These funds own a variety of investments depending on the goals of the fund. This means the price changes and can be bought and sold throughout the day during trading hours.
In the case of Russell 2000 index fund ETFs, they aim to hold the same investments as the index.
ETFs are managed professionally and have costs and expense ratios like mutual funds.
These costs plus slight timing differences result in returns that won’t exactly match the Russell 2000 index. That said, a low-cost ETF is well worth the cost of not having to purchase and track the 2,000 companies held in the Russell 2000 index yourself.
Due to how ETFs operate, the expense ratios and tax impacts of owning an ETF are usually lower than a mutual fund. This, along with the availability to trade throughout the day, make ETFs a more attractive option for many investors.
Examples of Russell 2000 Index ETFs include:
- Vanguard Russell 2000 ETF (VTWO)
- iShares Russell 2000 ETF (IWM)

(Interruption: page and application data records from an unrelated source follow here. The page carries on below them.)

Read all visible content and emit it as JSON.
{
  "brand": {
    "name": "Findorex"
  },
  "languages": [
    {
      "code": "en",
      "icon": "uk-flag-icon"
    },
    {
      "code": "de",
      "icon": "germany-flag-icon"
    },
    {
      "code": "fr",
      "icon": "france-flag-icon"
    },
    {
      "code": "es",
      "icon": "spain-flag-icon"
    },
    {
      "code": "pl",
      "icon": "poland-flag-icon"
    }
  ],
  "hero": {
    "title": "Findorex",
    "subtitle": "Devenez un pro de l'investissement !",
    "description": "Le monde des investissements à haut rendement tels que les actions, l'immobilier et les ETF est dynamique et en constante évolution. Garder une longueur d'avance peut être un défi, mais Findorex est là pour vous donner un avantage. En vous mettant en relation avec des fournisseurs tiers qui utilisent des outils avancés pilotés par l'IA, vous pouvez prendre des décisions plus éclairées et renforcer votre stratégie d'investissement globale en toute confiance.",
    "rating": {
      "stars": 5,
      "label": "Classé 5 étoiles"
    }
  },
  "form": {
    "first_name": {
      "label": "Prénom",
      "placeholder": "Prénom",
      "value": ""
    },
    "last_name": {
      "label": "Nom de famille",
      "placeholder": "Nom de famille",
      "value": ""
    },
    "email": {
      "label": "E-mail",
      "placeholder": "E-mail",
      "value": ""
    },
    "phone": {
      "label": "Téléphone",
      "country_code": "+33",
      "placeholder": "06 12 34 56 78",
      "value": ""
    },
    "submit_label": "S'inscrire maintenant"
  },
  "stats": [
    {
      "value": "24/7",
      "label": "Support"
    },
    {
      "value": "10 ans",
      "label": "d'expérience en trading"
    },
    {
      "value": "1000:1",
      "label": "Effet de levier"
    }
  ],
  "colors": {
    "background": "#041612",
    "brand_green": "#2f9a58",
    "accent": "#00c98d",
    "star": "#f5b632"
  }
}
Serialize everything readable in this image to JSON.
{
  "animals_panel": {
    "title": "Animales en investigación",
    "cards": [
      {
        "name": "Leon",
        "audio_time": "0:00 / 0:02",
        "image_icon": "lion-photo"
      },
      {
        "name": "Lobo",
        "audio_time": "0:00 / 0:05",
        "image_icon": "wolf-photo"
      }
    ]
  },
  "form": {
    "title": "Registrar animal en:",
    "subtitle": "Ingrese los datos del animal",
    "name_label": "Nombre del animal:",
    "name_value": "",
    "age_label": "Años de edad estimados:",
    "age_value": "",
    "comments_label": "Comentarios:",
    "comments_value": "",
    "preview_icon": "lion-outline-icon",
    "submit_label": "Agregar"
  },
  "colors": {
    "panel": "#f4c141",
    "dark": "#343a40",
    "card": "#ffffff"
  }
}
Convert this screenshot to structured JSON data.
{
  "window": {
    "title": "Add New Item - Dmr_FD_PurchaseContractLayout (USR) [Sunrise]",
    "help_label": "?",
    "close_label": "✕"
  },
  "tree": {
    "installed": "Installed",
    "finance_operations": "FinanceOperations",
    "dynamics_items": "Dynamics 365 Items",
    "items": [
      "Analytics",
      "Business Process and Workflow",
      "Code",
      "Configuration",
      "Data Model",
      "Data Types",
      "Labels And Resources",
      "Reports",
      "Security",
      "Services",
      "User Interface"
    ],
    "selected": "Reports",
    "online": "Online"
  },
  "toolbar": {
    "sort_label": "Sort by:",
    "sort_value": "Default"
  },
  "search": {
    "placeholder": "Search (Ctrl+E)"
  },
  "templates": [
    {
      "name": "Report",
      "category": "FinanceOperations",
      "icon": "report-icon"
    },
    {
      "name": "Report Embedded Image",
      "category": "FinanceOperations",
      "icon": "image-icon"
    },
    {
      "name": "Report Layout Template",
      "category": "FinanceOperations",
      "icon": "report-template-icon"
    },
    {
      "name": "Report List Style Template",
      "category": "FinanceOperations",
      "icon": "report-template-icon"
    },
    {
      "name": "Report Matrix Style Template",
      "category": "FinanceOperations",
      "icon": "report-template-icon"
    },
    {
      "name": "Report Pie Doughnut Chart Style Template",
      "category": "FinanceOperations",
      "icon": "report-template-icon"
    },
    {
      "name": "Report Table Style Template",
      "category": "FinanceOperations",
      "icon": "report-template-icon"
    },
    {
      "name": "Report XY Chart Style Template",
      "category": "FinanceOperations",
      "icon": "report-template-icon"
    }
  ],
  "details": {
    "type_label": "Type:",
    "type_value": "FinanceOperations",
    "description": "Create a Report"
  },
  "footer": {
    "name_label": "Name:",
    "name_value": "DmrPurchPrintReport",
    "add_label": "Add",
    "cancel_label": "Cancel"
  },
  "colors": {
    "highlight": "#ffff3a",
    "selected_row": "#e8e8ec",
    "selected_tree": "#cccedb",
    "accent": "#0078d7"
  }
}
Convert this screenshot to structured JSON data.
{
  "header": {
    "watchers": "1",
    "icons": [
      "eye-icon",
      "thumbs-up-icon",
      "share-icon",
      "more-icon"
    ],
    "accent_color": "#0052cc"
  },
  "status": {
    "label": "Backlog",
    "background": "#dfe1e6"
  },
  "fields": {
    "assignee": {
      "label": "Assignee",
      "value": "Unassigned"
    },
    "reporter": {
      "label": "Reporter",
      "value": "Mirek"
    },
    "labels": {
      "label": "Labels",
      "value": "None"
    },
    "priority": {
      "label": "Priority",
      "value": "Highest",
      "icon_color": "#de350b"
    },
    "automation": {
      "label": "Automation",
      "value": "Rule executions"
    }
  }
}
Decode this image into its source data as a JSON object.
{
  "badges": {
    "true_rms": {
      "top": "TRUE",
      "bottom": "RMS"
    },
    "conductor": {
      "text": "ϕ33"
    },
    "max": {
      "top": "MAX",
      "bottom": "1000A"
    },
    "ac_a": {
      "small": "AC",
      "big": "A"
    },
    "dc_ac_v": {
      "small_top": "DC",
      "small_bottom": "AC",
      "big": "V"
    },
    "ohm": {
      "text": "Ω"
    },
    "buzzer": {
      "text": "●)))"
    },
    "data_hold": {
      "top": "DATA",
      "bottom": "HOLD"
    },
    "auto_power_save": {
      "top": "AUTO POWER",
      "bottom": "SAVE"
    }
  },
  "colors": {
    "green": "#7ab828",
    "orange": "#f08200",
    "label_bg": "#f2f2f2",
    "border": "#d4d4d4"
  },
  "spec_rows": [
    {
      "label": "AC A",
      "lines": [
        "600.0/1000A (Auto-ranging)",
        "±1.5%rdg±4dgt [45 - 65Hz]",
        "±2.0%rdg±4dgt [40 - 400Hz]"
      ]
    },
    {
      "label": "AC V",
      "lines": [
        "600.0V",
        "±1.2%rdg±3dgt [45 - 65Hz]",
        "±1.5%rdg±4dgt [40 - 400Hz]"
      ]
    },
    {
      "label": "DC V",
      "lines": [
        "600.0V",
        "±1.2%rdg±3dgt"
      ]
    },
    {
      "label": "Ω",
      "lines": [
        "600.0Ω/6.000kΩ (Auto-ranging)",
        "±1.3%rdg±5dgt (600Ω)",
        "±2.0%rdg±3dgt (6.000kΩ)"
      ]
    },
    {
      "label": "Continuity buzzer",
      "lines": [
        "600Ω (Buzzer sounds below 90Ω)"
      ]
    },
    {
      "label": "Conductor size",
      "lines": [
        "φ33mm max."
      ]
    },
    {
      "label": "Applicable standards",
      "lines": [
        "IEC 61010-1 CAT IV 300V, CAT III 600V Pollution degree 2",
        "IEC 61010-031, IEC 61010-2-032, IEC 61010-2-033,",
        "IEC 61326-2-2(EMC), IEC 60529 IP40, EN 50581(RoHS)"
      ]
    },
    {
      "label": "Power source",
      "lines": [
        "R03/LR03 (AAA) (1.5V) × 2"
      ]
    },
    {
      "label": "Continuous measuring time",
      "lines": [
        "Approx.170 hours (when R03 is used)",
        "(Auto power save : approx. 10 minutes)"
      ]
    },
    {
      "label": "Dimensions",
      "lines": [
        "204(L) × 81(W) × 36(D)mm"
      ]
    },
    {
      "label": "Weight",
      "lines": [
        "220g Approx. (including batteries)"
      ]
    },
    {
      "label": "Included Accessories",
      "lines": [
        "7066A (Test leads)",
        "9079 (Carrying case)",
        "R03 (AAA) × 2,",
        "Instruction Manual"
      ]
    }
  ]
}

Pick Your Brokerage Carefully
Depending on your brokerage, your choice of investments may vary--you may not be able to invest in a mutual fund or ETF that tracks the Russell 2000 index closely.
Clearly, you'd want to go with a brokerage that offers such investment options.
And, if you're going to be putting money into a fund on a regular basis, you must also consider any ongoing commission fees or trading costs to buy shares of that fund.
Those are just some of the factors to think about when choosing a brokerage.
How the Russell 2000 Compares to a Total Stock Market Fund
The Russell 2000 index focuses on small-cap stocks while total stock market funds typically try to capture the entire U.S. stock market.
This means the total stock market funds include the returns of the largest companies in the country while the Russell 2000 does not. This can and historically has resulted in different returns between the two indexes.
Whether the Russell 2000 or total stock market fund performs better depends on the given time period.
Over the past 3-, 5-, and 10-year periods, the Vanguard Total Stock Market ETF (VTI) has higher average annual returns than the iShares Russell 2000 ETF (IWM).
However, IWM has outpaced the returns of VTI by over 17% over the past year.
Returns quoted in this section are as of September 28, 2021.
Consult an Expert
If you’re unsure if investing in a Russell 2000 fund is the right move for you, you may want to consult an expert.
A fiduciary fee-only financial advisor is likely your best bet.
These advisors must give you advice in your best interests.
While you have to pay them for their time, they don’t accept commissions that could influence their advice.
A fiduciary fee-only financial advisor can look at your entire financial picture.
Then, they can recommend if a Russell 2000 fund could help you meet your investing goals.
If not, they may be able to suggest another path of action or alternative investments that may work better for you.